“Additional opportunities to achieve interoperability with nations in our immediate region are also being explored,” a Defence spokesperson says.


The project involved adding RFID tag data fields to the existing ADF cargo visibility system to enable data to be entered, and the installation of commercial auto-sync software so that data generated by the readers flows into the rest of the system. Savi and Department of Defence employees carried out the work, with additional support from contract staff.

Hendrick says Savi’s RFID equipment and software was designed for easy integration, as RFID is only of value when linked to other systems. Phase 2C did take longer than expected, with the first RFID tagged supplies leaving for Iraq more than a year later than originally planned.

All major Australian military sites are now equipped with RFID readers, but the focus is on overseas supply chains. One exception is the national support base, which does not use RFID but relies instead on the cargo visibility system.

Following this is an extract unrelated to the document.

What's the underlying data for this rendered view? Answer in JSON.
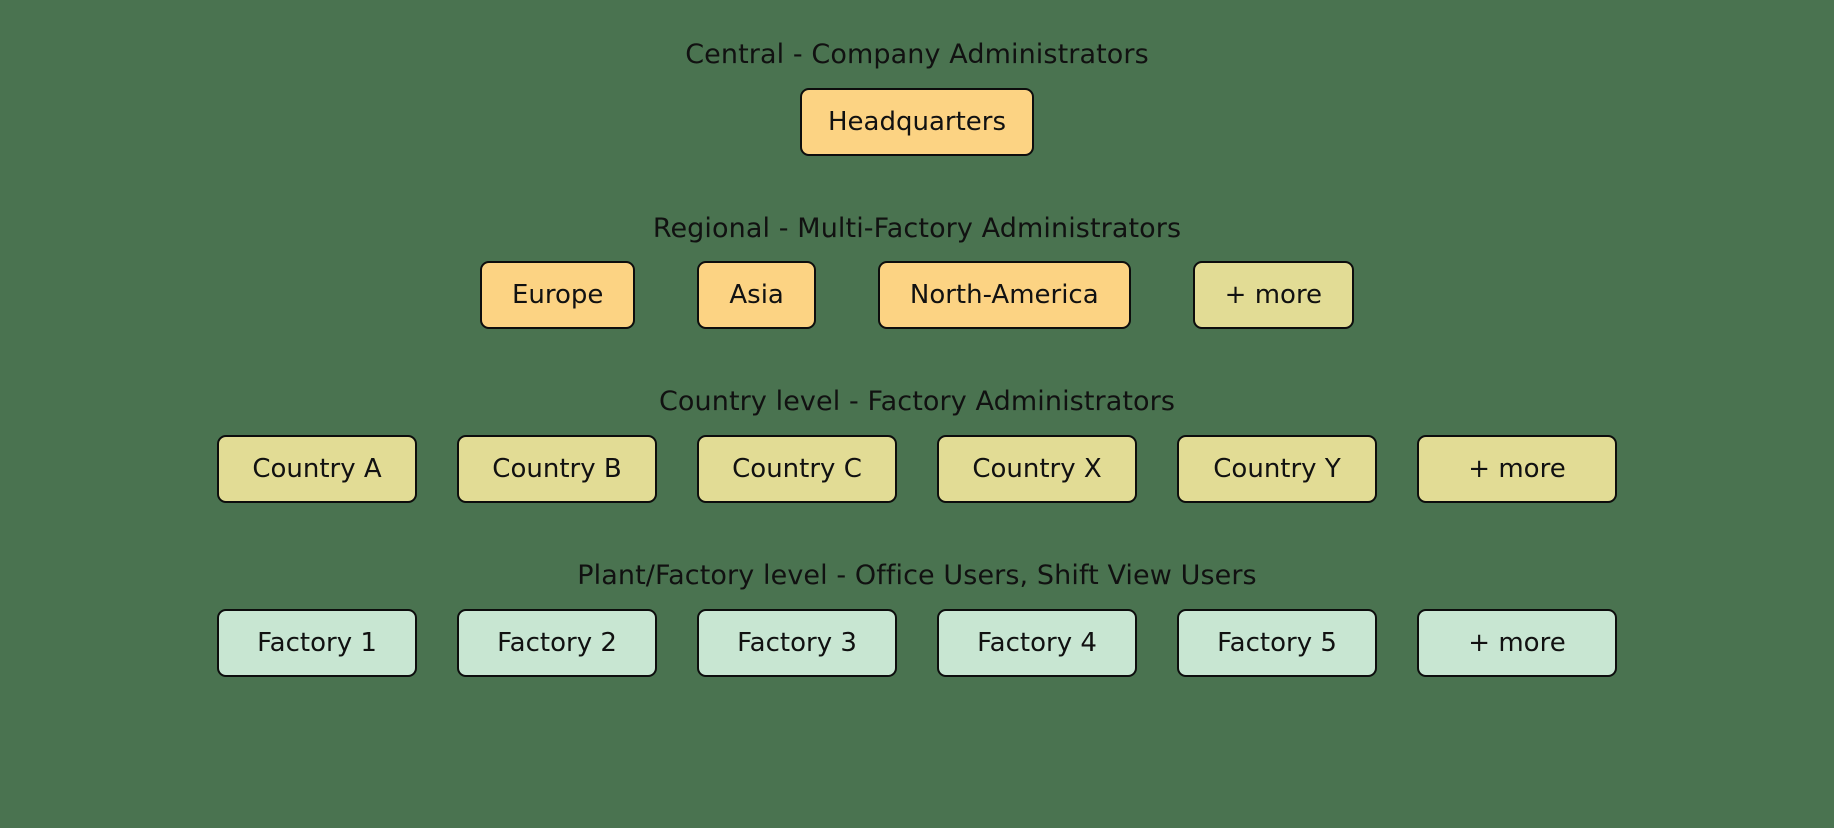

The tags and readers supplied by Savi are designed to cope with adverse conditions, and can operate for months on end in temperatures of 50°C.

The active RFID tags used in defence applications have a much greater read range – up to 100m – than the passive tags more commonly used in commercial applications.

The contract included hardware, software and services such as installation, training and documentation. “[The ADF] had a fully operating system,” says Kendrick.


Issues affecting the use of the system in the field include ensuring the infrastructure is in place and sufficient bandwidth is available, a defence spokesperson says, along with providing initial and ongoing training for personnel and embedding
robust processes and procedures. The ADF’s integrated logistics support process takes care of these issues, the spokesperson added.

“All major Australian military sites are now equipped with RFID readers.”

No specific problems arose during the rollout in Iraq, which was done in two phases over ten weeks. The Iraq deployment “successfully demonstrated the benefits of the system,” the spokesperson said.

Savi is looking forward to an ongoing relationship with the Australian Department of Defence, including the supply of additional tags and field-deployable reader kits.

Kendrick also mentioned that the ADF could purchase other types of tag, such as devices capable of monitoring temperature for use with perishable goods such as food and pharmaceuticals.

Further developments could include the use of RFID to trace individual items rather than pallets or containers, but that would necessitate the use of cheaper tags for such a project to be financially viable.